MATERIAL FOR THIS EXERCISE START

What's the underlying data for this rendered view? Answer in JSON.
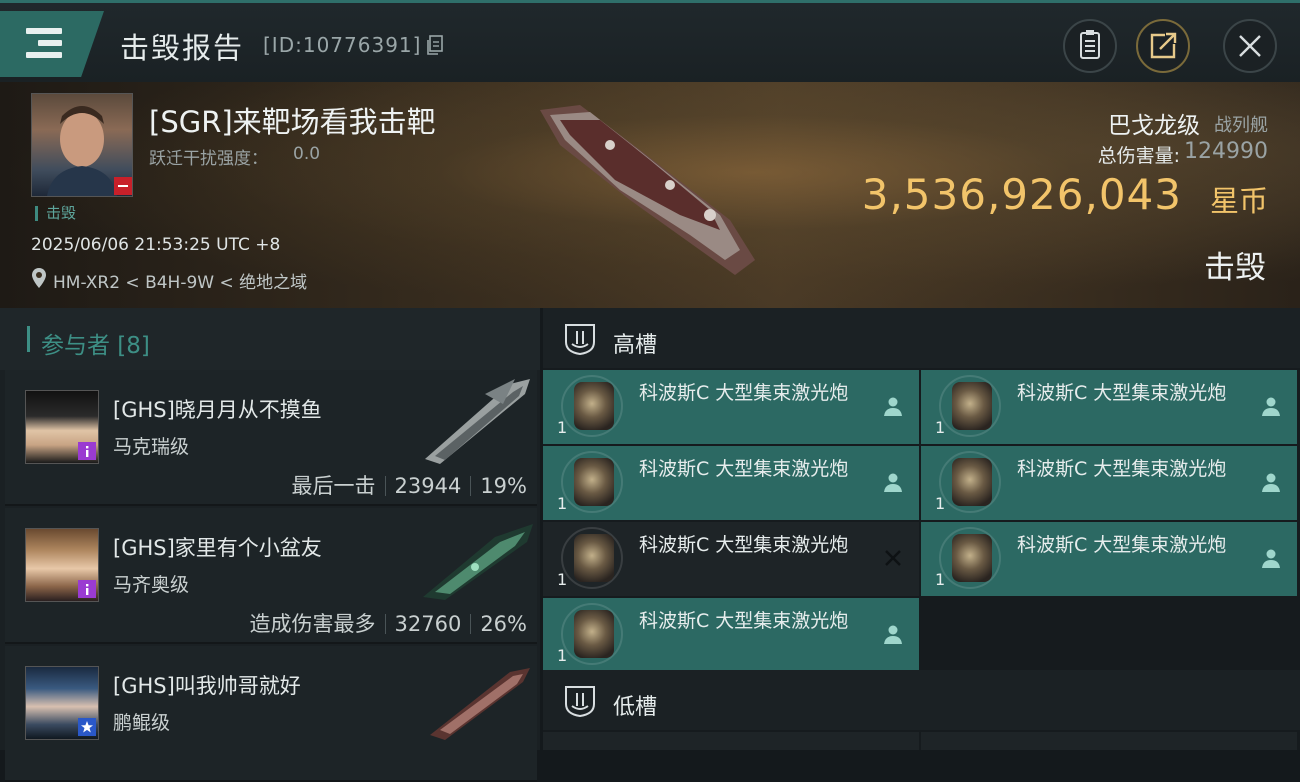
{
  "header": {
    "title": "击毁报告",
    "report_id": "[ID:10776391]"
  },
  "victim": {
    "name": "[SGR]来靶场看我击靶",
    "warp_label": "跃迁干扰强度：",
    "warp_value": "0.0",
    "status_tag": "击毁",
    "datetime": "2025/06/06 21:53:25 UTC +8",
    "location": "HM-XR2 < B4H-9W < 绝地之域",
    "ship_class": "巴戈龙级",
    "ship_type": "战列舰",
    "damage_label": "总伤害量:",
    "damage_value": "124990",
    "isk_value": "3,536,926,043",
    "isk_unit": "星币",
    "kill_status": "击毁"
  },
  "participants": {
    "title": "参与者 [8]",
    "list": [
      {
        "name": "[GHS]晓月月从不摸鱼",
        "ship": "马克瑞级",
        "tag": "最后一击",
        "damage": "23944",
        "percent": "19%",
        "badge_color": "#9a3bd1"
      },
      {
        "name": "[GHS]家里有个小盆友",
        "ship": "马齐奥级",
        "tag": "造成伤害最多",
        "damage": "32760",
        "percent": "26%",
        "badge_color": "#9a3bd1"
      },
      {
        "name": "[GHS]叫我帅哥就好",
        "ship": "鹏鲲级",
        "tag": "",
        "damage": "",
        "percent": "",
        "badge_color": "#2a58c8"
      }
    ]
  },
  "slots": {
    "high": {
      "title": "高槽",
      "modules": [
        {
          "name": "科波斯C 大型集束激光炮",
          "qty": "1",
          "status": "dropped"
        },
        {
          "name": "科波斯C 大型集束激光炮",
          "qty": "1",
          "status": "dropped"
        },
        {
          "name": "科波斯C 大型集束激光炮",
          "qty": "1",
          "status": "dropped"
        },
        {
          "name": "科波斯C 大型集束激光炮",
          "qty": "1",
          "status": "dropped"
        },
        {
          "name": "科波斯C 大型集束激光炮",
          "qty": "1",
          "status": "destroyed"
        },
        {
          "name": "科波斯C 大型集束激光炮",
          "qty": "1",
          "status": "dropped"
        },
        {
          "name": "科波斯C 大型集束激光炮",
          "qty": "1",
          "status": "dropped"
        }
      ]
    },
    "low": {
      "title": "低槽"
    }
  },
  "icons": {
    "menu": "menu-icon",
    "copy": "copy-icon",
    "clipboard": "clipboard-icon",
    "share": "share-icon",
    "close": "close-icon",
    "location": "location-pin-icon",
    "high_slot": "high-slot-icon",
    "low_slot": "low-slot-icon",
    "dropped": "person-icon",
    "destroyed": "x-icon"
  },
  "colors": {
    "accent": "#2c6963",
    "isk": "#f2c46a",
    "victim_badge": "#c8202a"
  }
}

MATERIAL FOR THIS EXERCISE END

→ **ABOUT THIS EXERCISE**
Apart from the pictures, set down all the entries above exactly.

→ **ANSWER**
What's the underlying data for this rendered view? Answer in JSON.
{
  "header": {
    "title": "击毁报告",
    "report_id": "[ID:10776391]"
  },
  "victim": {
    "name": "[SGR]来靶场看我击靶",
    "warp_label": "跃迁干扰强度：",
    "warp_value": "0.0",
    "status_tag": "击毁",
    "datetime": "2025/06/06 21:53:25 UTC +8",
    "location": "HM-XR2 < B4H-9W < 绝地之域",
    "ship_class": "巴戈龙级",
    "ship_type": "战列舰",
    "damage_label": "总伤害量:",
    "damage_value": "124990",
    "isk_value": "3,536,926,043",
    "isk_unit": "星币",
    "kill_status": "击毁"
  },
  "participants": {
    "title": "参与者 [8]",
    "list": [
      {
        "name": "[GHS]晓月月从不摸鱼",
        "ship": "马克瑞级",
        "tag": "最后一击",
        "damage": "23944",
        "percent": "19%",
        "badge_color": "#9a3bd1"
      },
      {
        "name": "[GHS]家里有个小盆友",
        "ship": "马齐奥级",
        "tag": "造成伤害最多",
        "damage": "32760",
        "percent": "26%",
        "badge_color": "#9a3bd1"
      },
      {
        "name": "[GHS]叫我帅哥就好",
        "ship": "鹏鲲级",
        "tag": "",
        "damage": "",
        "percent": "",
        "badge_color": "#2a58c8"
      }
    ]
  },
  "slots": {
    "high": {
      "title": "高槽",
      "modules": [
        {
          "name": "科波斯C 大型集束激光炮",
          "qty": "1",
          "status": "dropped"
        },
        {
          "name": "科波斯C 大型集束激光炮",
          "qty": "1",
          "status": "dropped"
        },
        {
          "name": "科波斯C 大型集束激光炮",
          "qty": "1",
          "status": "dropped"
        },
        {
          "name": "科波斯C 大型集束激光炮",
          "qty": "1",
          "status": "dropped"
        },
        {
          "name": "科波斯C 大型集束激光炮",
          "qty": "1",
          "status": "destroyed"
        },
        {
          "name": "科波斯C 大型集束激光炮",
          "qty": "1",
          "status": "dropped"
        },
        {
          "name": "科波斯C 大型集束激光炮",
          "qty": "1",
          "status": "dropped"
        }
      ]
    },
    "low": {
      "title": "低槽"
    }
  },
  "icons": {
    "menu": "menu-icon",
    "copy": "copy-icon",
    "clipboard": "clipboard-icon",
    "share": "share-icon",
    "close": "close-icon",
    "location": "location-pin-icon",
    "high_slot": "high-slot-icon",
    "low_slot": "low-slot-icon",
    "dropped": "person-icon",
    "destroyed": "x-icon"
  },
  "colors": {
    "accent": "#2c6963",
    "isk": "#f2c46a",
    "victim_badge": "#c8202a"
  }
}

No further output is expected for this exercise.